┌──

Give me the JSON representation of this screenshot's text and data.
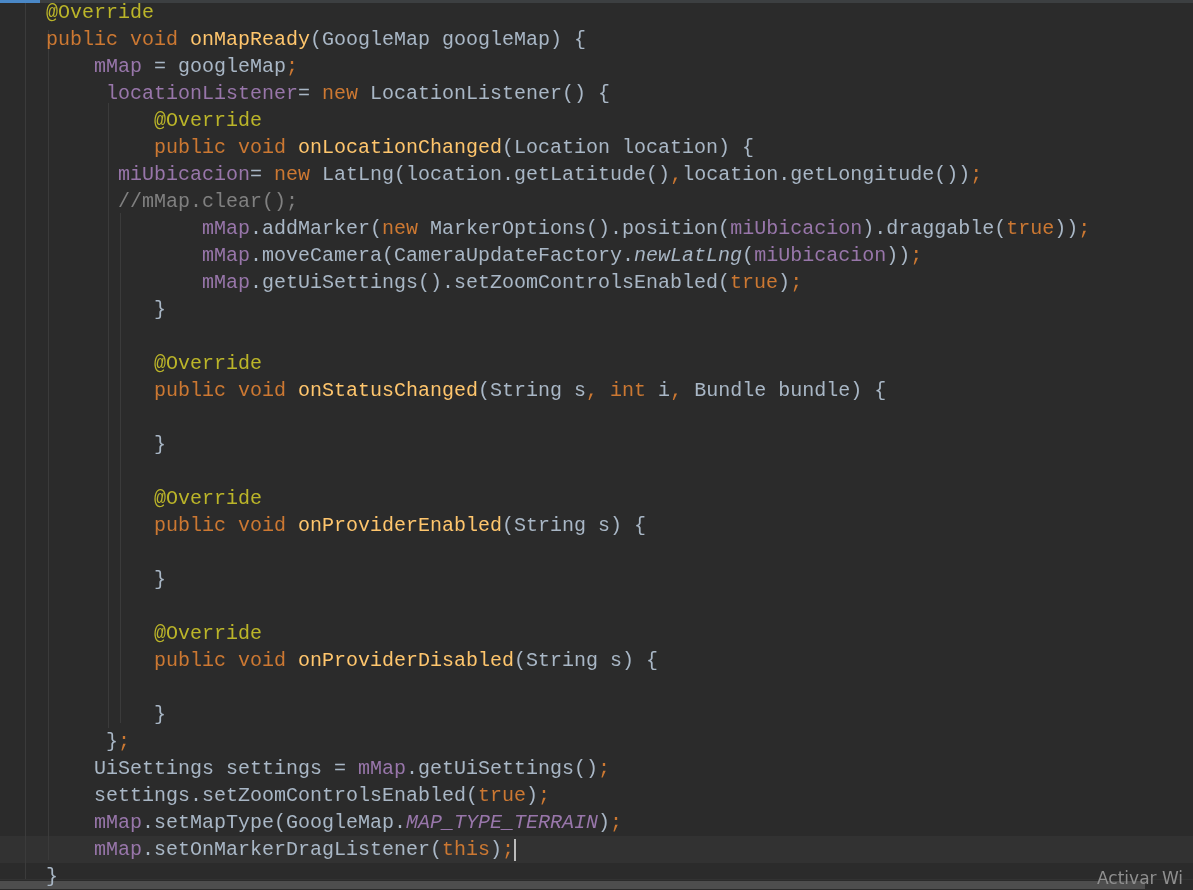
{
  "editor": {
    "lines": [
      {
        "kind": "code",
        "current": false,
        "tokens": [
          {
            "kind": "annotation",
            "text": "@Override"
          }
        ]
      },
      {
        "kind": "code",
        "current": false,
        "tokens": [
          {
            "kind": "keyword",
            "text": "public void "
          },
          {
            "kind": "method",
            "text": "onMapReady"
          },
          {
            "kind": "plain",
            "text": "(GoogleMap googleMap) {"
          }
        ]
      },
      {
        "kind": "code",
        "current": false,
        "tokens": [
          {
            "kind": "field",
            "text": "    mMap"
          },
          {
            "kind": "plain",
            "text": " = googleMap"
          },
          {
            "kind": "keyword",
            "text": ";"
          }
        ]
      },
      {
        "kind": "code",
        "current": false,
        "tokens": [
          {
            "kind": "field",
            "text": "     locationListener"
          },
          {
            "kind": "plain",
            "text": "= "
          },
          {
            "kind": "keyword",
            "text": "new "
          },
          {
            "kind": "plain",
            "text": "LocationListener() {"
          }
        ]
      },
      {
        "kind": "code",
        "current": false,
        "tokens": [
          {
            "kind": "annotation",
            "text": "         @Override"
          }
        ]
      },
      {
        "kind": "code",
        "current": false,
        "tokens": [
          {
            "kind": "keyword",
            "text": "         public void "
          },
          {
            "kind": "method",
            "text": "onLocationChanged"
          },
          {
            "kind": "plain",
            "text": "(Location location) {"
          }
        ]
      },
      {
        "kind": "code",
        "current": false,
        "tokens": [
          {
            "kind": "field",
            "text": "      miUbicacion"
          },
          {
            "kind": "plain",
            "text": "= "
          },
          {
            "kind": "keyword",
            "text": "new "
          },
          {
            "kind": "plain",
            "text": "LatLng(location.getLatitude()"
          },
          {
            "kind": "keyword",
            "text": ","
          },
          {
            "kind": "plain",
            "text": "location.getLongitude())"
          },
          {
            "kind": "keyword",
            "text": ";"
          }
        ]
      },
      {
        "kind": "code",
        "current": false,
        "tokens": [
          {
            "kind": "comment",
            "text": "      //mMap.clear();"
          }
        ]
      },
      {
        "kind": "code",
        "current": false,
        "tokens": [
          {
            "kind": "field",
            "text": "             mMap"
          },
          {
            "kind": "plain",
            "text": ".addMarker("
          },
          {
            "kind": "keyword",
            "text": "new "
          },
          {
            "kind": "plain",
            "text": "MarkerOptions().position("
          },
          {
            "kind": "field",
            "text": "miUbicacion"
          },
          {
            "kind": "plain",
            "text": ").draggable("
          },
          {
            "kind": "keyword",
            "text": "true"
          },
          {
            "kind": "plain",
            "text": "))"
          },
          {
            "kind": "keyword",
            "text": ";"
          }
        ]
      },
      {
        "kind": "code",
        "current": false,
        "tokens": [
          {
            "kind": "field",
            "text": "             mMap"
          },
          {
            "kind": "plain",
            "text": ".moveCamera(CameraUpdateFactory."
          },
          {
            "kind": "static-method",
            "text": "newLatLng"
          },
          {
            "kind": "plain",
            "text": "("
          },
          {
            "kind": "field",
            "text": "miUbicacion"
          },
          {
            "kind": "plain",
            "text": "))"
          },
          {
            "kind": "keyword",
            "text": ";"
          }
        ]
      },
      {
        "kind": "code",
        "current": false,
        "tokens": [
          {
            "kind": "field",
            "text": "             mMap"
          },
          {
            "kind": "plain",
            "text": ".getUiSettings().setZoomControlsEnabled("
          },
          {
            "kind": "keyword",
            "text": "true"
          },
          {
            "kind": "plain",
            "text": ")"
          },
          {
            "kind": "keyword",
            "text": ";"
          }
        ]
      },
      {
        "kind": "code",
        "current": false,
        "tokens": [
          {
            "kind": "plain",
            "text": "         }"
          }
        ]
      },
      {
        "kind": "blank",
        "current": false
      },
      {
        "kind": "code",
        "current": false,
        "tokens": [
          {
            "kind": "annotation",
            "text": "         @Override"
          }
        ]
      },
      {
        "kind": "code",
        "current": false,
        "tokens": [
          {
            "kind": "keyword",
            "text": "         public void "
          },
          {
            "kind": "method",
            "text": "onStatusChanged"
          },
          {
            "kind": "plain",
            "text": "(String s"
          },
          {
            "kind": "keyword",
            "text": ", int "
          },
          {
            "kind": "plain",
            "text": "i"
          },
          {
            "kind": "keyword",
            "text": ", "
          },
          {
            "kind": "plain",
            "text": "Bundle bundle) {"
          }
        ]
      },
      {
        "kind": "blank",
        "current": false
      },
      {
        "kind": "code",
        "current": false,
        "tokens": [
          {
            "kind": "plain",
            "text": "         }"
          }
        ]
      },
      {
        "kind": "blank",
        "current": false
      },
      {
        "kind": "code",
        "current": false,
        "tokens": [
          {
            "kind": "annotation",
            "text": "         @Override"
          }
        ]
      },
      {
        "kind": "code",
        "current": false,
        "tokens": [
          {
            "kind": "keyword",
            "text": "         public void "
          },
          {
            "kind": "method",
            "text": "onProviderEnabled"
          },
          {
            "kind": "plain",
            "text": "(String s) {"
          }
        ]
      },
      {
        "kind": "blank",
        "current": false
      },
      {
        "kind": "code",
        "current": false,
        "tokens": [
          {
            "kind": "plain",
            "text": "         }"
          }
        ]
      },
      {
        "kind": "blank",
        "current": false
      },
      {
        "kind": "code",
        "current": false,
        "tokens": [
          {
            "kind": "annotation",
            "text": "         @Override"
          }
        ]
      },
      {
        "kind": "code",
        "current": false,
        "tokens": [
          {
            "kind": "keyword",
            "text": "         public void "
          },
          {
            "kind": "method",
            "text": "onProviderDisabled"
          },
          {
            "kind": "plain",
            "text": "(String s) {"
          }
        ]
      },
      {
        "kind": "blank",
        "current": false
      },
      {
        "kind": "code",
        "current": false,
        "tokens": [
          {
            "kind": "plain",
            "text": "         }"
          }
        ]
      },
      {
        "kind": "code",
        "current": false,
        "tokens": [
          {
            "kind": "plain",
            "text": "     }"
          },
          {
            "kind": "keyword",
            "text": ";"
          }
        ]
      },
      {
        "kind": "code",
        "current": false,
        "tokens": [
          {
            "kind": "plain",
            "text": "    UiSettings settings = "
          },
          {
            "kind": "field",
            "text": "mMap"
          },
          {
            "kind": "plain",
            "text": ".getUiSettings()"
          },
          {
            "kind": "keyword",
            "text": ";"
          }
        ]
      },
      {
        "kind": "code",
        "current": false,
        "tokens": [
          {
            "kind": "plain",
            "text": "    settings.setZoomControlsEnabled("
          },
          {
            "kind": "keyword",
            "text": "true"
          },
          {
            "kind": "plain",
            "text": ")"
          },
          {
            "kind": "keyword",
            "text": ";"
          }
        ]
      },
      {
        "kind": "code",
        "current": false,
        "tokens": [
          {
            "kind": "field",
            "text": "    mMap"
          },
          {
            "kind": "plain",
            "text": ".setMapType(GoogleMap."
          },
          {
            "kind": "static-field",
            "text": "MAP_TYPE_TERRAIN"
          },
          {
            "kind": "plain",
            "text": ")"
          },
          {
            "kind": "keyword",
            "text": ";"
          }
        ]
      },
      {
        "kind": "code",
        "current": true,
        "tokens": [
          {
            "kind": "field",
            "text": "    mMap"
          },
          {
            "kind": "plain",
            "text": ".setOnMarkerDragListener("
          },
          {
            "kind": "keyword",
            "text": "this"
          },
          {
            "kind": "plain",
            "text": ")"
          },
          {
            "kind": "keyword",
            "text": ";"
          }
        ]
      },
      {
        "kind": "code",
        "current": false,
        "tokens": [
          {
            "kind": "plain",
            "text": "}"
          }
        ]
      }
    ]
  },
  "os_notice": "Activar Wi"
}
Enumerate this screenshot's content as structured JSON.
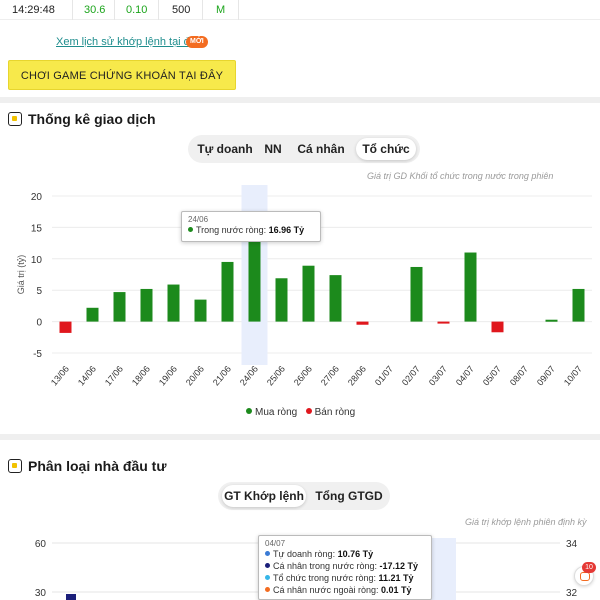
{
  "trade_row": {
    "time": "14:29:48",
    "price": "30.6",
    "change": "0.10",
    "volume": "500",
    "side": "M"
  },
  "history_link": "Xem lịch sử khớp lệnh tại đây",
  "new_badge": "MỚI",
  "game_button": "CHƠI GAME CHỨNG KHOÁN TẠI ĐÂY",
  "colors": {
    "buy": "#1c8a1c",
    "sell": "#e0171d",
    "accent_link": "#1e8d8d",
    "game_bg": "#f7e94b"
  },
  "stats_section": {
    "title": "Thống kê giao dịch",
    "icon": "stats-icon",
    "tabs": [
      "Tự doanh",
      "NN",
      "Cá nhân",
      "Tổ chức"
    ],
    "active_tab": 3,
    "note": "Giá trị GD Khối tổ chức trong nước trong phiên",
    "legend_buy": "Mua ròng",
    "legend_sell": "Bán ròng",
    "tooltip": {
      "date": "24/06",
      "label": "Trong nước ròng:",
      "value": "16.96 Tỷ"
    }
  },
  "chart_data": {
    "type": "bar",
    "categories": [
      "13/06",
      "14/06",
      "17/06",
      "18/06",
      "19/06",
      "20/06",
      "21/06",
      "24/06",
      "25/06",
      "26/06",
      "27/06",
      "28/06",
      "01/07",
      "02/07",
      "03/07",
      "04/07",
      "05/07",
      "08/07",
      "09/07",
      "10/07"
    ],
    "values": [
      -1.8,
      2.2,
      4.7,
      5.2,
      5.9,
      3.5,
      9.5,
      16.96,
      6.9,
      8.9,
      7.4,
      -0.5,
      0,
      8.7,
      -0.2,
      11.0,
      -1.7,
      0,
      0.3,
      5.2
    ],
    "ylabel": "Giá trị (tỷ)",
    "ylim": [
      -5,
      20
    ],
    "yticks": [
      20,
      15,
      10,
      5,
      0,
      -5
    ],
    "highlight_index": 7,
    "grid": true
  },
  "investor_section": {
    "title": "Phân loại nhà đầu tư",
    "icon": "investor-icon",
    "tabs": [
      "GT Khớp lệnh",
      "Tổng GTGD"
    ],
    "active_tab": 0,
    "note": "Giá trị khớp lệnh phiên định kỳ",
    "left_ticks": [
      "60",
      "30"
    ],
    "right_ticks": [
      "34",
      "32"
    ],
    "tooltip": {
      "date": "04/07",
      "rows": [
        {
          "label": "Tự doanh ròng:",
          "value": "10.76 Tỷ",
          "color": "#3a7bd5"
        },
        {
          "label": "Cá nhân trong nước ròng:",
          "value": "-17.12 Tỷ",
          "color": "#1b1f7a"
        },
        {
          "label": "Tổ chức trong nước ròng:",
          "value": "11.21 Tỷ",
          "color": "#36b6e8"
        },
        {
          "label": "Cá nhân nước ngoài ròng:",
          "value": "0.01 Tỷ",
          "color": "#f36c21"
        }
      ]
    }
  },
  "chat_badge": "10"
}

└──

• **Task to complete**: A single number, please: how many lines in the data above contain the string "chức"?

• **Answer space**: 3